▸ Data extract:
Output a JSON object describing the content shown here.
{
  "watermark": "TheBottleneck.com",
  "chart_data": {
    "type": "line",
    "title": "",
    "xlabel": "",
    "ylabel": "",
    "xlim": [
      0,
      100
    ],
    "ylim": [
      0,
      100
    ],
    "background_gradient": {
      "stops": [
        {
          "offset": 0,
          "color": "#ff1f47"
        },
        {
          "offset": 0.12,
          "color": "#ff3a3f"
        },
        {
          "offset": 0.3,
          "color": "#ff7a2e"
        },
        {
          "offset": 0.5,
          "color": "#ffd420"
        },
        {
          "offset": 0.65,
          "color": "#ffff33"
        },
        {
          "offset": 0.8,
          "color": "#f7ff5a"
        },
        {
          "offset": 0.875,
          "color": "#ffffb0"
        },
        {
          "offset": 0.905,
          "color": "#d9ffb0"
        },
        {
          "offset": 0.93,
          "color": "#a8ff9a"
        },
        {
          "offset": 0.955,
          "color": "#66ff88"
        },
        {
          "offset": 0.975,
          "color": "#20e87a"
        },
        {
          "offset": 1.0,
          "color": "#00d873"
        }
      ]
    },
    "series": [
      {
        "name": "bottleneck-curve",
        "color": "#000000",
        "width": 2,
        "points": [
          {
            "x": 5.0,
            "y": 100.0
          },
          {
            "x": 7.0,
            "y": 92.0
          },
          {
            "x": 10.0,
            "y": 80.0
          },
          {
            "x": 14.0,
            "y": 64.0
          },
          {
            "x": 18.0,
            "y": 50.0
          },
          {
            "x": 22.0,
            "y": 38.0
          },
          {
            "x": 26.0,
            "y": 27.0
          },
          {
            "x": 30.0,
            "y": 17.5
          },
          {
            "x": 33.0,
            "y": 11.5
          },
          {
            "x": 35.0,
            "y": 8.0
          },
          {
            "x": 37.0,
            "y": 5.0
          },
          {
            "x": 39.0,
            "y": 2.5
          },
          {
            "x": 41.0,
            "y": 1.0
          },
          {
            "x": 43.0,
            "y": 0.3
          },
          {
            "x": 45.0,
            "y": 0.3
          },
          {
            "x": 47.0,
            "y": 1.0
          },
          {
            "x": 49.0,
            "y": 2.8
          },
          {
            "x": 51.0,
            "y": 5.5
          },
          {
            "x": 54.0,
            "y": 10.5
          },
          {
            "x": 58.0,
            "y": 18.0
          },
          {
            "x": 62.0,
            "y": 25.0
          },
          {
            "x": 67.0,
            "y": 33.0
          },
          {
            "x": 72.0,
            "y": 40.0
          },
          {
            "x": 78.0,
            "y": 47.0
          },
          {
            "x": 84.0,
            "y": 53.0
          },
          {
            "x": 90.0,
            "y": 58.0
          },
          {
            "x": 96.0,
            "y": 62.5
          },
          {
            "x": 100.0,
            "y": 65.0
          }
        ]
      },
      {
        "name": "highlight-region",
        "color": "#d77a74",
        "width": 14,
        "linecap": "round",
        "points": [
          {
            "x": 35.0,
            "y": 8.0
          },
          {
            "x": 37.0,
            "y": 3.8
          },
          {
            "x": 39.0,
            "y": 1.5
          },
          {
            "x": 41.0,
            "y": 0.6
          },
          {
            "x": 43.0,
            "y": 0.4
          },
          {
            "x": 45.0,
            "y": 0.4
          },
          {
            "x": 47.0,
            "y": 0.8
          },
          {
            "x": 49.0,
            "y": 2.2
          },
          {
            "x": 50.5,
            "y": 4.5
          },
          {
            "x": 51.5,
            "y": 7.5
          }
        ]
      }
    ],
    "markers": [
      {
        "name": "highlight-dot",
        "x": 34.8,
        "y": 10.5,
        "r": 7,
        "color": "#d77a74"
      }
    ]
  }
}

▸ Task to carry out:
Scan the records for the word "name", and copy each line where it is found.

▸ Task response:
        "name": "bottleneck-curve",
        "name": "highlight-region",
        "name": "highlight-dot",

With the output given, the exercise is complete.